(App and web page records)
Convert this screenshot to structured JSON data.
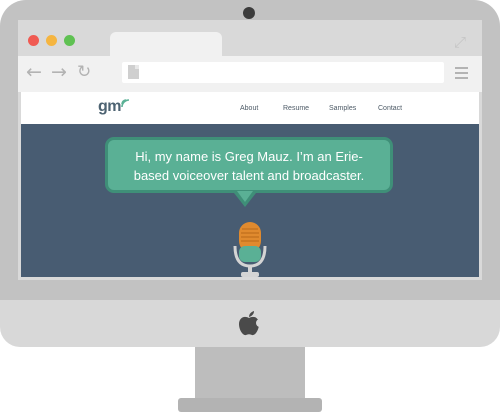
{
  "browser": {
    "window_controls": [
      "close",
      "minimize",
      "maximize"
    ],
    "colors": {
      "close": "#f05a52",
      "minimize": "#f5b540",
      "maximize": "#5fc152"
    },
    "back_icon": "arrow-left-icon",
    "forward_icon": "arrow-right-icon",
    "reload_icon": "reload-icon",
    "menu_icon": "hamburger-menu-icon",
    "url": ""
  },
  "site": {
    "logo": "gm",
    "nav": [
      "About",
      "Resume",
      "Samples",
      "Contact"
    ],
    "hero": {
      "line1": "Hi, my name is Greg Mauz. I’m an Erie-",
      "line2": "based voiceover talent and broadcaster."
    },
    "colors": {
      "hero_bg": "#485c72",
      "bubble": "#5ab095",
      "accent": "#5ab095"
    }
  },
  "device": {
    "logo_icon": "apple-logo-icon"
  }
}
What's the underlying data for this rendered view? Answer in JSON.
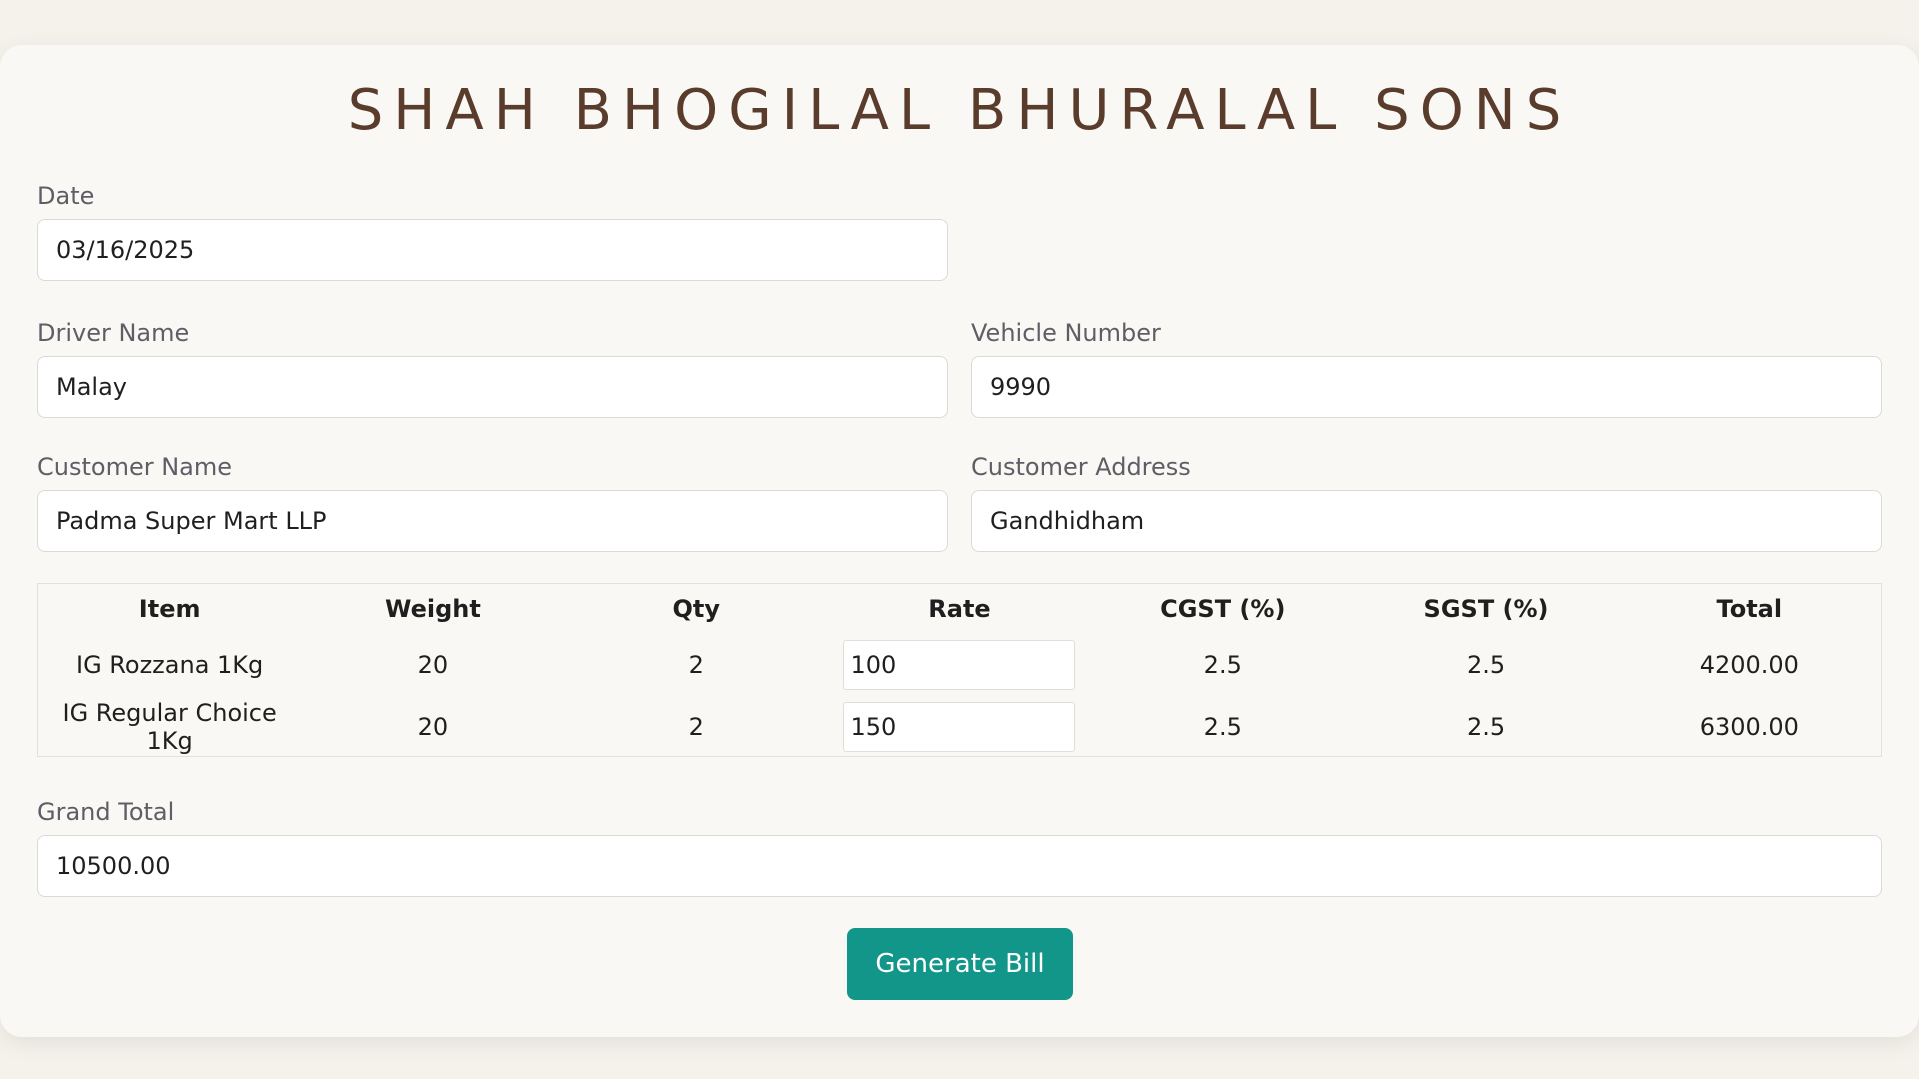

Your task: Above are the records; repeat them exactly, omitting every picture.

Exercise solution:
Convert this screenshot to structured JSON data.
{
  "browser": {
    "window_controls": [
      "close",
      "minimize",
      "maximize"
    ],
    "colors": {
      "close": "#f05a52",
      "minimize": "#f5b540",
      "maximize": "#5fc152"
    },
    "back_icon": "arrow-left-icon",
    "forward_icon": "arrow-right-icon",
    "reload_icon": "reload-icon",
    "menu_icon": "hamburger-menu-icon",
    "url": ""
  },
  "site": {
    "logo": "gm",
    "nav": [
      "About",
      "Resume",
      "Samples",
      "Contact"
    ],
    "hero": {
      "line1": "Hi, my name is Greg Mauz. I’m an Erie-",
      "line2": "based voiceover talent and broadcaster."
    },
    "colors": {
      "hero_bg": "#485c72",
      "bubble": "#5ab095",
      "accent": "#5ab095"
    }
  },
  "device": {
    "logo_icon": "apple-logo-icon"
  }
}
What's the underlying data for this rendered view? Answer in JSON.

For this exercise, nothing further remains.